Community flourishing

Community flourishing

I got a number of positive comments after my sermon in which I translated Paul’s word “righteousness” as “community flourishing.”  I thought it would be worth expanding on that concept.

When we hear the word “righteousness,” we hear it with ‘post-Lutheran’ or ‘Protestant’ ears.  For us, righteousness is a moral category.  It means something like being faultless, ‘straight’ with God.  The Greek word also sometimes gets translated as “justification.”  Paul spends a great deal of time talking about justification by grace through faith in Christ, and we hear that as having our sins forgiven and being made right with God through our faith in Jesus Christ.  But Paul, I believe (along with many scholars), meant something entirely different by that phrase.

Paul’s basic argument in the letter to the Romans is that through sin, humanity has distorted its relationship with God, with each other and with the cosmos.  That relationship was supposed to look like ‘righteousness.’  The word in Greek is dikaiosunē.  The root of the word is dikē.  This word means something like habit, custom, usage, right.  It describes a community’s way of living together.  Someone who lives according to the dikē is considered dikaios.  This word gets translated ‘just’ or ‘righteous.’  It means something more like ‘fitting, square, solid.’  It describes someone who lives solidly by the community standard.

When a judge had to make a judgment, rather than deciding on the legality of the matter (criminal cases like our courts decide would have seemed unusual in the ancient world), the judge decided which of the two persons and their actions were more ‘fitting, square, solid’ by community standards.  The judge would dikaioein that person; judge or render him or her dikaios, ‘solid, fitting, square.’
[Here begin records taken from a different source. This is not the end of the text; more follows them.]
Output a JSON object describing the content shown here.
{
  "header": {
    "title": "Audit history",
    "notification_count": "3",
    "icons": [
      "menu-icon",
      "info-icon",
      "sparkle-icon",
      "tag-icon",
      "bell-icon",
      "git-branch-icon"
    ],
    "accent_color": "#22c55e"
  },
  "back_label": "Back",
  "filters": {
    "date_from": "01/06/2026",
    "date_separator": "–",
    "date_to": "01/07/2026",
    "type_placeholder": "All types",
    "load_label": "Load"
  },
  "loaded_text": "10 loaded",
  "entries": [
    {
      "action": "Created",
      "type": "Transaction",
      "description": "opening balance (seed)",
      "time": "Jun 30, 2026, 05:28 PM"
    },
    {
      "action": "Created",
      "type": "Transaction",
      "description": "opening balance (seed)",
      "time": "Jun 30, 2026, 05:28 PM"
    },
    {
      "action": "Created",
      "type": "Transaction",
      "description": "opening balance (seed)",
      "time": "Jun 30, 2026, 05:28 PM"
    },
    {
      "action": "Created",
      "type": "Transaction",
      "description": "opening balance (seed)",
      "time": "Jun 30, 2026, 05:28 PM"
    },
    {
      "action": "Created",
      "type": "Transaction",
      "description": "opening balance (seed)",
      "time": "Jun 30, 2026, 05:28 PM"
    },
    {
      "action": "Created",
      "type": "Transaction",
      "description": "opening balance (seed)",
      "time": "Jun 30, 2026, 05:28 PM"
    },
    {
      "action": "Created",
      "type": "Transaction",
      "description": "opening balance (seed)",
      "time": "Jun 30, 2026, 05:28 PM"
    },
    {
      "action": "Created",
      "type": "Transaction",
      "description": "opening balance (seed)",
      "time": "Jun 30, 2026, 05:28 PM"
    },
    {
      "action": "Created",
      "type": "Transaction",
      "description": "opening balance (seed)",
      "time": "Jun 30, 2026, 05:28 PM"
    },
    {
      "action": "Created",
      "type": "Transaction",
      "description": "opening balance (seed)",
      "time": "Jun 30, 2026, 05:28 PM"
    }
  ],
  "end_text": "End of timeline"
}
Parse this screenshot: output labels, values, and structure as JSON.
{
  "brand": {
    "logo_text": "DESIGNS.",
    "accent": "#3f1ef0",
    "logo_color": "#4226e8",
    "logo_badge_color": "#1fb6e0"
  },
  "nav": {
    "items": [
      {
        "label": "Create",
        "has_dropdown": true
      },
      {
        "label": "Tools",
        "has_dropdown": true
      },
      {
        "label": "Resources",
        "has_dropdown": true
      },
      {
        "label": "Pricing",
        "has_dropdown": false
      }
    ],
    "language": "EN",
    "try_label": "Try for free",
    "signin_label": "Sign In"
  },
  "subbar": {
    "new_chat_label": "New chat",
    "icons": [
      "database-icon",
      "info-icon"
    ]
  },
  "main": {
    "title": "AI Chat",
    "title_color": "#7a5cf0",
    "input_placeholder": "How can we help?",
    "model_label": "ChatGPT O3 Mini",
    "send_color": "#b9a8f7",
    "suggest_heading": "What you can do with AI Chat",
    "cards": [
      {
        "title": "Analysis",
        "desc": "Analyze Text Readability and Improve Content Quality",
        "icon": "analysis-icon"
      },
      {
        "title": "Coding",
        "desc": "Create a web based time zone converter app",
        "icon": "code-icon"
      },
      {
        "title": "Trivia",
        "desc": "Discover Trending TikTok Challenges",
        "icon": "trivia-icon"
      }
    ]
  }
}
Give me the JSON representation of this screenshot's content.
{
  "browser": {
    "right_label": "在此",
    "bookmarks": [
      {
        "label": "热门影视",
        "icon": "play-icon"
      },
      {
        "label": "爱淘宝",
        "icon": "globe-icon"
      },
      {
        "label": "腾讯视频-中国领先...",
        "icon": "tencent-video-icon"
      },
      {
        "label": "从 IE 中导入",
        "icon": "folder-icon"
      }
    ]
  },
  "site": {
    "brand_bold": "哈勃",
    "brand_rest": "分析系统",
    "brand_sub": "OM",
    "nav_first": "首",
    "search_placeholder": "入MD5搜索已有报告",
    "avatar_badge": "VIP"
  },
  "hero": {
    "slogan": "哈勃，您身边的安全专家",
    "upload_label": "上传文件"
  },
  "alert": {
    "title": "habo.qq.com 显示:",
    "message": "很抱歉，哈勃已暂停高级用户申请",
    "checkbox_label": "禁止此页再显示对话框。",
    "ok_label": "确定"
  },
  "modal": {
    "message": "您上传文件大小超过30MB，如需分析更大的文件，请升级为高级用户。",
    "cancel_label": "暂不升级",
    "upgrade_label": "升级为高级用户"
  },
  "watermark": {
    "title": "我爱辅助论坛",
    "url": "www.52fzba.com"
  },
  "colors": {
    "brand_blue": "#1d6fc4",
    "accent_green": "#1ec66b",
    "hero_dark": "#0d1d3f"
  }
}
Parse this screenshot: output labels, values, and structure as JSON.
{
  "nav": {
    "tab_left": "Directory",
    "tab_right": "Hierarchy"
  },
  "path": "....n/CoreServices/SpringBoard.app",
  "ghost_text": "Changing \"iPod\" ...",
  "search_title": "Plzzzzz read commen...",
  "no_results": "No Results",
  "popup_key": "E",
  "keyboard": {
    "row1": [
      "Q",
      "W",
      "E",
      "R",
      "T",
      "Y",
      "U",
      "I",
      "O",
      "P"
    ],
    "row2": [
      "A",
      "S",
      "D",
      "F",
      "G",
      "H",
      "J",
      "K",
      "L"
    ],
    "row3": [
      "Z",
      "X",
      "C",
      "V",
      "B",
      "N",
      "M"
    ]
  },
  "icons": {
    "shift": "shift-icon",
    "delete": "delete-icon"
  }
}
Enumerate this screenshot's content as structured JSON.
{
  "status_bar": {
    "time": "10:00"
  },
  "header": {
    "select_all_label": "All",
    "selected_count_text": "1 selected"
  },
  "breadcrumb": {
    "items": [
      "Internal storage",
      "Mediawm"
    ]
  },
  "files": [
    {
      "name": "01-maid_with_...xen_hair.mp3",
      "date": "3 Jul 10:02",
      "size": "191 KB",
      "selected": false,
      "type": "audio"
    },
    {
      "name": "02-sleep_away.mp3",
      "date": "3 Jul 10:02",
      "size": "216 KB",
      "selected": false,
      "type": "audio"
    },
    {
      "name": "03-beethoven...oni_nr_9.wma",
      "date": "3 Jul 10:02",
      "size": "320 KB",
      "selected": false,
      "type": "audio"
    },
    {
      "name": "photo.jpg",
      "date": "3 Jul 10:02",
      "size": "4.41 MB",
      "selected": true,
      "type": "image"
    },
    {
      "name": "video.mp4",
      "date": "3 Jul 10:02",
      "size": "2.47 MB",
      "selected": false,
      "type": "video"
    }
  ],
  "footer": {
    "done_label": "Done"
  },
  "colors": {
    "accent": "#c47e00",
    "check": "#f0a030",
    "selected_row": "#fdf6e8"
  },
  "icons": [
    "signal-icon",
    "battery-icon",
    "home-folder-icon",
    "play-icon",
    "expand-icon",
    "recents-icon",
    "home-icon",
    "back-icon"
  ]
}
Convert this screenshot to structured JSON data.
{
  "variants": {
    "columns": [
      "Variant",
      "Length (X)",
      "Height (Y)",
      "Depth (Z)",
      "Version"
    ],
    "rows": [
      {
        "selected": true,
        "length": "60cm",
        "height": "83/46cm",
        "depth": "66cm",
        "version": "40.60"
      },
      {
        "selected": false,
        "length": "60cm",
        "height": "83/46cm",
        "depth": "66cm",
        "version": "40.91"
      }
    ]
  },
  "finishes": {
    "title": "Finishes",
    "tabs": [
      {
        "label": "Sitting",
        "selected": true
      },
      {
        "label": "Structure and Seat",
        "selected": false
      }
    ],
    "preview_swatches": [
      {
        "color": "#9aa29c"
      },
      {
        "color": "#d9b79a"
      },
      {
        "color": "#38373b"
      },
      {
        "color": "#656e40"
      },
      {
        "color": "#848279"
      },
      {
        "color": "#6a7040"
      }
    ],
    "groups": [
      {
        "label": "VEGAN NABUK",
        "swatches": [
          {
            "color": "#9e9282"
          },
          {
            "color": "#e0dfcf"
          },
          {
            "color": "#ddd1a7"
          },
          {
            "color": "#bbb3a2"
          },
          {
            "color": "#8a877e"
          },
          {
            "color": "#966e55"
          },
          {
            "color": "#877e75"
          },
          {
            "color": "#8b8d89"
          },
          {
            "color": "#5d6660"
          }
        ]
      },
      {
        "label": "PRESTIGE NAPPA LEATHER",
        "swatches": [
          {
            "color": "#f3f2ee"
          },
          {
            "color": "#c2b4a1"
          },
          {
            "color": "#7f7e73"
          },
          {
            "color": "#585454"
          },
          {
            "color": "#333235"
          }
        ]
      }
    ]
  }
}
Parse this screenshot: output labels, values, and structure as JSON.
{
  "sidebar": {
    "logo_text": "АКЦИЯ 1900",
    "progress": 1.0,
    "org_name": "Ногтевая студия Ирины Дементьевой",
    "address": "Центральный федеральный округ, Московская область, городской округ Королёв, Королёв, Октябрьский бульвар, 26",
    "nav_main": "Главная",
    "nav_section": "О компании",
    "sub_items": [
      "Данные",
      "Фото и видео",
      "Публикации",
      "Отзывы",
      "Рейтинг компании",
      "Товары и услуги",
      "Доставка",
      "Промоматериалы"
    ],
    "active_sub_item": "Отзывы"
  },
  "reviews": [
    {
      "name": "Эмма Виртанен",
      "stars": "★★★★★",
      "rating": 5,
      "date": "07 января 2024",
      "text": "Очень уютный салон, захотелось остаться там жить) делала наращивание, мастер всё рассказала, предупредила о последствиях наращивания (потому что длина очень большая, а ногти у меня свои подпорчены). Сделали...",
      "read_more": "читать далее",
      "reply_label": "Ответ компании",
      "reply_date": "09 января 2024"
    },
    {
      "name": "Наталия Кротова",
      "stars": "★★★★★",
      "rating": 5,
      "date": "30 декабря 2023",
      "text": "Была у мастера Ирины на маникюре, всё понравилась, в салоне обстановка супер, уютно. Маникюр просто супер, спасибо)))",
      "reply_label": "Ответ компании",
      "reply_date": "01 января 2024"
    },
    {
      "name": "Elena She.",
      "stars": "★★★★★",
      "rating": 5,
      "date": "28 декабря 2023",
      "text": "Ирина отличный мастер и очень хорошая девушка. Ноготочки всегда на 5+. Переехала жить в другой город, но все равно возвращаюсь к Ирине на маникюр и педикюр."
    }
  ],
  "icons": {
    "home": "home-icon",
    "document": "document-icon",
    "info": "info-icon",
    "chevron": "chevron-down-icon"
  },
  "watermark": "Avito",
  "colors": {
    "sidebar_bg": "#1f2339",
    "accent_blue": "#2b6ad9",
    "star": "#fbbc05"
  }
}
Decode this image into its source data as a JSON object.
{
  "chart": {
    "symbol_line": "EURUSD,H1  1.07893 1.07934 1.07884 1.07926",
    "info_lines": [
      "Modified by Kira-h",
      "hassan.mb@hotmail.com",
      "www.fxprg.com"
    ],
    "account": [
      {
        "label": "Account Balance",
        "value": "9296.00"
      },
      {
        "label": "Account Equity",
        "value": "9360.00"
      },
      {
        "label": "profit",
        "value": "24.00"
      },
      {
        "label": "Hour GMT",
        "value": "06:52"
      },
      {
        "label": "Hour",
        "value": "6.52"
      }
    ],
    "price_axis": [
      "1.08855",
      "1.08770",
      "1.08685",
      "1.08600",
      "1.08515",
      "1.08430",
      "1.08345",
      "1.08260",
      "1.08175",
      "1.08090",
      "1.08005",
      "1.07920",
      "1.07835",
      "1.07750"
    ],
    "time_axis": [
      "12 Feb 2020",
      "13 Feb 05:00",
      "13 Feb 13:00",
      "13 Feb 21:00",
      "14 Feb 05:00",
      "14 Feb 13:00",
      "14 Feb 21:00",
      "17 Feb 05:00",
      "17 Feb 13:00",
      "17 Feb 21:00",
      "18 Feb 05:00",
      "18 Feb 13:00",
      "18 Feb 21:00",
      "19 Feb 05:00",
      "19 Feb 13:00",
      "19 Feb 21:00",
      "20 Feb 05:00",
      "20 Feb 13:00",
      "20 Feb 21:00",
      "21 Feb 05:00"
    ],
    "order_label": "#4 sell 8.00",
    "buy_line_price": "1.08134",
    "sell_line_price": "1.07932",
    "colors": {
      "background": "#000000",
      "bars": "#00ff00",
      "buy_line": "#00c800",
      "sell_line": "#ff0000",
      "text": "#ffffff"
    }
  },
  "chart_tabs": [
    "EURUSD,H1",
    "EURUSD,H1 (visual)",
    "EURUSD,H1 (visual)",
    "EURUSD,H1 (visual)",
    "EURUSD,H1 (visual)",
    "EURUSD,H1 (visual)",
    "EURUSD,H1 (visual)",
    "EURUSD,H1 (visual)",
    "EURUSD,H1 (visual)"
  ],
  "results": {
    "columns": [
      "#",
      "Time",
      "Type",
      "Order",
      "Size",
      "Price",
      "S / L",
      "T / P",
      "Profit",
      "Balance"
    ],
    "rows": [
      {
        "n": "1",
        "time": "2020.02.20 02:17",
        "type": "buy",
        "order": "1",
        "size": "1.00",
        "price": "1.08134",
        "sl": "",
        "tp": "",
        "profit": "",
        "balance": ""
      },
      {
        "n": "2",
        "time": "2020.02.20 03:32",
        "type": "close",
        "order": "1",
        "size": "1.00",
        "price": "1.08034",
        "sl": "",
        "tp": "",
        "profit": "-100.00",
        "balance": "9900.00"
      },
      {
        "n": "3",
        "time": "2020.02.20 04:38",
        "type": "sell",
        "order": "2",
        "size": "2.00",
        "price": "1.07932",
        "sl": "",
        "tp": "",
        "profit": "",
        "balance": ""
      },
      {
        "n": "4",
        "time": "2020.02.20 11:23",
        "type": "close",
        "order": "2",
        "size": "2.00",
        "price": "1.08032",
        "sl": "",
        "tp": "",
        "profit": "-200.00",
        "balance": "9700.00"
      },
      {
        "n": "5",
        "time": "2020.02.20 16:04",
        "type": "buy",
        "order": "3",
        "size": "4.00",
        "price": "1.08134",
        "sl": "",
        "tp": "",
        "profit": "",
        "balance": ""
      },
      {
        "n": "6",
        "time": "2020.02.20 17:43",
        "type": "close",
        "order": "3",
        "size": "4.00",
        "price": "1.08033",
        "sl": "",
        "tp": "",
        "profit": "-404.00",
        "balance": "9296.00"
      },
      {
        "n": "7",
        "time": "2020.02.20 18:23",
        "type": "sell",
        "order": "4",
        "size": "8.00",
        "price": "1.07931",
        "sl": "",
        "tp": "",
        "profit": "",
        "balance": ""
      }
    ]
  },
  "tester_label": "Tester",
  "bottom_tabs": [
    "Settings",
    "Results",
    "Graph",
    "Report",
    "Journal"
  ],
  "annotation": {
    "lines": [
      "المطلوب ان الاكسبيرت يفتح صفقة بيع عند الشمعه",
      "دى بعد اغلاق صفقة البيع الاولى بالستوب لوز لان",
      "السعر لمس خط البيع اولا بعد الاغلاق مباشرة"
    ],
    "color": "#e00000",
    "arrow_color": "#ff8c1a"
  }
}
Paul’s argument in Romans is that humankind, by sin, has rendered its relationship with God, each other and the cosmos adikaios, not square.  Because humankind was to be the guardian of the cosmos, the whole cosmos suffers from this distortion.   God established a covenant with Abraham to restore the righteousness of the human community so that the whole cosmos could be restored to fittingness, solidity, squareness with God.  God then gave the law (Torah, which really means “way of life”) to Abraham’s descendants to show them how to live ‘squarely’ with each other and with God and with the cosmos.

Be we (humankind) used that law to make distinctions, to draw a line between those who are inside and those who are outside – the very same mistake the first humans made when they desired to know good from evil.  For Paul, the ‘flesh’ is the realm in which we make distinctions – between male and female, slave and free, Jew and Greek; we could add black and white, rich and poor – the list could go on.  These, according to Paul, are false distinctions.

In baptism, we die to sin, to the flesh, to the distinctions.  In Christ (in baptism) there is no slave or free, Jew or Greek, male or female.  Instead, there is a new “righteousness” in Christ.  Paul, in the letter to the Galatians, points out all the distinctions he could claim, and then says that his righteousness does not consist in those, but in Christ – “I claim no righteousness of my own, but only Christ’s.”

The law, weakened by the flesh, that is, used to make distinctions, cannot do what God intended, so God sent his son in the flesh to put to death the distinctions of the flesh, to do away with sin, and establish a new righteousness, a new community identity and flourishing.

Paul’s major literary project was to argue for the ‘justness’ or justification of this new table fellowship of Jew and Greek, with women (gasp) at the table.  On the basis of the Torah, misunderstood as we have misunderstood it, this new fellowship was certainly not ‘square.’  But in Christ, it was.  It was in fact God’s intention for the flourishing of the whole cosmos.  So, we are justified, deemed fitting or square, not by works of the law, but by membership in Christ.

Righteousness is not a moral category of faultlessness imputed to us because of Christ’s death.  Righteousness is a new community flourishing established by God through Christ’s obedience, following for the first time the full intention of the law.

When we hear the phrase “justification by grace through faith in Christ” we hear something about being considered (as individuals) as innocent before God because of our faith in Christ.  I heard a lecture by Dietr Georgi, a scholar of Paul, who said we should really translate that phrase as, “justified (made members of a new community) by God’s gift through God’s faithfulness as made real in Christ.”  It’s not our faith that is in question, but God’s faithfulness.  God, in Christ, did what the law failed to do because we misused it:  establish a new community for the flourishing of the cosmos.

The more I read Paul, the more I see this amazing vision behind and throughout everything he writes.  It is our concern for individual salvation that has distorted his message into something like, “Jesus died to take away my sins.”  Paul would not have understood what we were talking about.  What happened in Christ is meant for the restoration of the whole created order, through this new righteousness established by baptism into Christ’s death and resurrection.

– Dan Handschy